Election 2020: Kildare North constituency profile
Local election results suggest Green candidate will make life difficult for FF
Social Democrats co-leader Catherine Murphy topped the poll here in 2016, and there is little to suggest she won’t repeat the trick this time out. File photograph: Cyril Byrne
Kildare North (four seats)
Current: 1 FG, 2 FF, 1 Soc Dem
Kildare is the heart of the commuter belt, and as such, infrastructure and quality of life issues will dominate locally alongside the big national questions. Heavy traffic, insufficient park and ride facilities and crowded trains will all feature, as will service provision by GPs, schools and creches.
Social Democrats co-leader Catherine Murphy topped the poll here in 2016, and there is little to suggest she won’t repeat the trick this time out. She pulls from all parts of the constituency, beyond her base in the towns closer to Dublin like Leixlip, Celbridge, Maynooth and Kilcock, and the absence of a running mate should further cement her position on top of the pile.
The constituency divides along geographic lines, with the more Dublin-focused towns balanced by the hinterland around Naas, including Kill and Sallins. Several candidates draw their vote from this area, including sitting TD and Fianna Fáil spokesman on science and technology James Lawless, Fine Gael Senator Tony Lawlor and Green Party councillor Vincent P Martin. Fine Gael’s Bernard Durkan is likely to hold his seat, but local election results suggest Martin will make life difficult for one of the Fianna Fáil candidates, either Lawless or the sitting TD Frank O’Rourke.
Topped the poll
Martin is a brother to Green Party deputy leader Catherine Martin, and topped the poll in Naas while two other Greens were elected in Maynooth and Celbridge. A senior counsel and bankruptcy expert, Martin represented some of the more controversial faces of the collapse, including Brian O’Donnell of Gorse Hill and Tom McFeely. He also co-founded debtor advocacy group New Beginnings, and through it representing lots of hard-pressed debtors too.
The politics of climate justice, as well as his hobbies (he is an avid beekeeper and oenophile) may resonate with the rapidly gentrifying burghs of what has been dubbed “K4”. He may be best-placed to overtake Lawless, who he shares a base with around Naas.
Key to Martin’s success or failure will be staying ahead of Labour stalwart Emmet Stagg, who can’t be discounted. A lot will have to go right for Fine Gael Senator Tony Lawlor (he pulls from the same area as Lawless and Martin) to trouble the race for the fourth seat.

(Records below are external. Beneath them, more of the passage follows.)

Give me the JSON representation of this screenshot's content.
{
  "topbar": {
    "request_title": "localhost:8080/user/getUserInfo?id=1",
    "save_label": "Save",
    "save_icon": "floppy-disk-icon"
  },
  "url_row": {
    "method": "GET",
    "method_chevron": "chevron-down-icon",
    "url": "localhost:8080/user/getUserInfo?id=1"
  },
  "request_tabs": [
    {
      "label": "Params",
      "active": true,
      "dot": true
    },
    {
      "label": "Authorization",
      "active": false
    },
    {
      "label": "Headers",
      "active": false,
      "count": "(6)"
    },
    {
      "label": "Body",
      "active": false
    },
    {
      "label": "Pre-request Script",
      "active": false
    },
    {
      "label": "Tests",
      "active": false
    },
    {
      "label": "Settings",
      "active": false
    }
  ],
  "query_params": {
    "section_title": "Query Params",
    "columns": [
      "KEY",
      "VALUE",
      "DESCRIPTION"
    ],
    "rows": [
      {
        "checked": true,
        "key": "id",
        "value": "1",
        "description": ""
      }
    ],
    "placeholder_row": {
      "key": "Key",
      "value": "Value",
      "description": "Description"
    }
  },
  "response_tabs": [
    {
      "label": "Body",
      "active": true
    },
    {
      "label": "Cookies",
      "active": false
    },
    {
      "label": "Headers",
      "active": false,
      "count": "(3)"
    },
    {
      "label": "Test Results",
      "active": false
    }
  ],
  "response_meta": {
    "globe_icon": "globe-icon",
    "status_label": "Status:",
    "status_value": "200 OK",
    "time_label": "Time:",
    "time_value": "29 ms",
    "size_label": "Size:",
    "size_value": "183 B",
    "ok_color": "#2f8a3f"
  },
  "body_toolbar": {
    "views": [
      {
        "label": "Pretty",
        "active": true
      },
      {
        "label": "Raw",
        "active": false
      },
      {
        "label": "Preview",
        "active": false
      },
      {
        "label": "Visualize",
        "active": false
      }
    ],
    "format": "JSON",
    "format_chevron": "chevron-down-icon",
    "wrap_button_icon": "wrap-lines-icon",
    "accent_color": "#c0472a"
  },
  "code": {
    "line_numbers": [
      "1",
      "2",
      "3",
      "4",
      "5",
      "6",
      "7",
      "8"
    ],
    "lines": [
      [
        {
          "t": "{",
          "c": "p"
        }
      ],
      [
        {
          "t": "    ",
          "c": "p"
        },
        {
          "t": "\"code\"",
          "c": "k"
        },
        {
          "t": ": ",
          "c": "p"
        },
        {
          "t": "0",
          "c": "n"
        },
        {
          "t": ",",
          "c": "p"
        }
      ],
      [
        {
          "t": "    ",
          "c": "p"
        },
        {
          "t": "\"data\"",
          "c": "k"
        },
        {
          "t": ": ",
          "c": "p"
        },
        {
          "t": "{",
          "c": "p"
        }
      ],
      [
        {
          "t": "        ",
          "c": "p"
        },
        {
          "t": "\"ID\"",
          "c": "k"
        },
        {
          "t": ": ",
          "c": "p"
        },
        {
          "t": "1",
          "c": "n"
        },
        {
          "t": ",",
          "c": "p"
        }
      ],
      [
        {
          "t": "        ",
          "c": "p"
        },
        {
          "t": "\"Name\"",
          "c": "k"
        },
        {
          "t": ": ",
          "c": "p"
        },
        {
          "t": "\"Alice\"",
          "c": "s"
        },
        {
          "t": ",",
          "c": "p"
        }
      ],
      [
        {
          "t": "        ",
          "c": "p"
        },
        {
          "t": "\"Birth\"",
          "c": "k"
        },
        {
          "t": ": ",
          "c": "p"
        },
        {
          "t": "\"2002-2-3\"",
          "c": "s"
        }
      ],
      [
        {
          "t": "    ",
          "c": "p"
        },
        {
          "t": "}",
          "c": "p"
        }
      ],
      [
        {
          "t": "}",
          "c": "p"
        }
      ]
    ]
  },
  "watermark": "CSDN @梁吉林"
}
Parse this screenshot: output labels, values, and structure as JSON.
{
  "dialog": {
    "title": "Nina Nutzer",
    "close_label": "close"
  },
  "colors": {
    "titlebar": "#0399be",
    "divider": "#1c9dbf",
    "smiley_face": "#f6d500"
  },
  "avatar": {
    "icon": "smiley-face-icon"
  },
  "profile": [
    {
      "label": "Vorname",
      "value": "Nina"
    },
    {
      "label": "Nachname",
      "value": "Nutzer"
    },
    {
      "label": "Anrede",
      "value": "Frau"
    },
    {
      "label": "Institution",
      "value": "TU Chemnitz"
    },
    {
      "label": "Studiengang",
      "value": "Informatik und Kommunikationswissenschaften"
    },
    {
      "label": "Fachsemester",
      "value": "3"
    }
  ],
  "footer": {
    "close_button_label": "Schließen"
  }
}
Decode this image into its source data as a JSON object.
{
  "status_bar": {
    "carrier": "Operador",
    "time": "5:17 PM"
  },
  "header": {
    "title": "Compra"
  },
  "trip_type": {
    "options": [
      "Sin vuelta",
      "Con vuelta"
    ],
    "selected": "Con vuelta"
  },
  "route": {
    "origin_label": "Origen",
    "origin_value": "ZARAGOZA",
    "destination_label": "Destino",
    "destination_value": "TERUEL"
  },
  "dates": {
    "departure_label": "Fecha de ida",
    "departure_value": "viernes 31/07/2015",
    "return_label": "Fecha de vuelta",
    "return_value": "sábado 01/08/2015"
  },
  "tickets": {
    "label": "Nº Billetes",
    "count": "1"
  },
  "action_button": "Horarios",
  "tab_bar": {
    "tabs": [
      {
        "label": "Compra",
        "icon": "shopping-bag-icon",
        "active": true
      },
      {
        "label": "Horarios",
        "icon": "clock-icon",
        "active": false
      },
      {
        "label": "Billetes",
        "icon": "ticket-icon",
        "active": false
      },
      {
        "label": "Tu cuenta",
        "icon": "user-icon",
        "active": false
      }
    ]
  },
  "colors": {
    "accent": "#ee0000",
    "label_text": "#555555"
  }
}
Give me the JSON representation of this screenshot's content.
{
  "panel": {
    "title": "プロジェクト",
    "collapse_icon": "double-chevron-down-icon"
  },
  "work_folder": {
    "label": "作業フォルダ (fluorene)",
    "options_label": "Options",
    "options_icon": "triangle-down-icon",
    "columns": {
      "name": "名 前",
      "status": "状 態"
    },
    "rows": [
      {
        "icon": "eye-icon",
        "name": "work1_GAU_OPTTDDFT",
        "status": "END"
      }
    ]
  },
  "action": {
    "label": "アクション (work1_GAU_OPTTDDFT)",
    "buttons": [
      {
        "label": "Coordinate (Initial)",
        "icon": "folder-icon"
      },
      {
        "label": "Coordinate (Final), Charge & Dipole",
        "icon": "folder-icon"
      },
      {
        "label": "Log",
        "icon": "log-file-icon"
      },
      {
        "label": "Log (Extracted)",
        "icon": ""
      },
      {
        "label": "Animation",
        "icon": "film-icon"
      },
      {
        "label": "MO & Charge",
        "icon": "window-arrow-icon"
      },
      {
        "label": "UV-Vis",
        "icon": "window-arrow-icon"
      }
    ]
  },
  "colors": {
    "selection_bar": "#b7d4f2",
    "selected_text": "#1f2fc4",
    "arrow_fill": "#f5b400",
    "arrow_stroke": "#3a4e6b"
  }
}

Sinn Féin’s Réada Cronin lost her seat in last May’s local elections, and underperformed the party’s national figure in 2016. At the start of the campaign, it seemed she would struggle to make an impact in a field that contained two candidates from each of Fine Gael and Fianna Fáil, Murphy, Martin and Stagg.
It is now highly questionable whether there’s enough support for a second seat for either Fine Gael or Fianna Fáil. There is a risk candidate strategy could misfire for either, resulting in a wipeout. The Green campaign has also not taken flight as anticipated and notwithstanding Martin’s strong performance in the local elections last year, he is a relative newcomer in a constituency populated by veterans. All told, the strength of the Sinn Féin brand may propel Cronin into a seat that seemed a remote possibility just weeks ago.
Prediction: Soc Dem 1 (Murphy), FG 1 (Durkan), 2 from Martin (Green), Lawless (FF) and O’Rourke (FF)
Candidates: Réada Cronin (SF), Bernard Durkan (FG), James Lawless (FF), Anthony Lawlor (FG), Paul Mahon (S-PBP), Vincent P Martin (GP), David Monaghan (Ind), Catherine Murphy (Soc Dem), Séamus Ó Riain (Renua), Frank O’Rourke (FF), Emmet Stagg (Lab), Wayne Swords (Ind).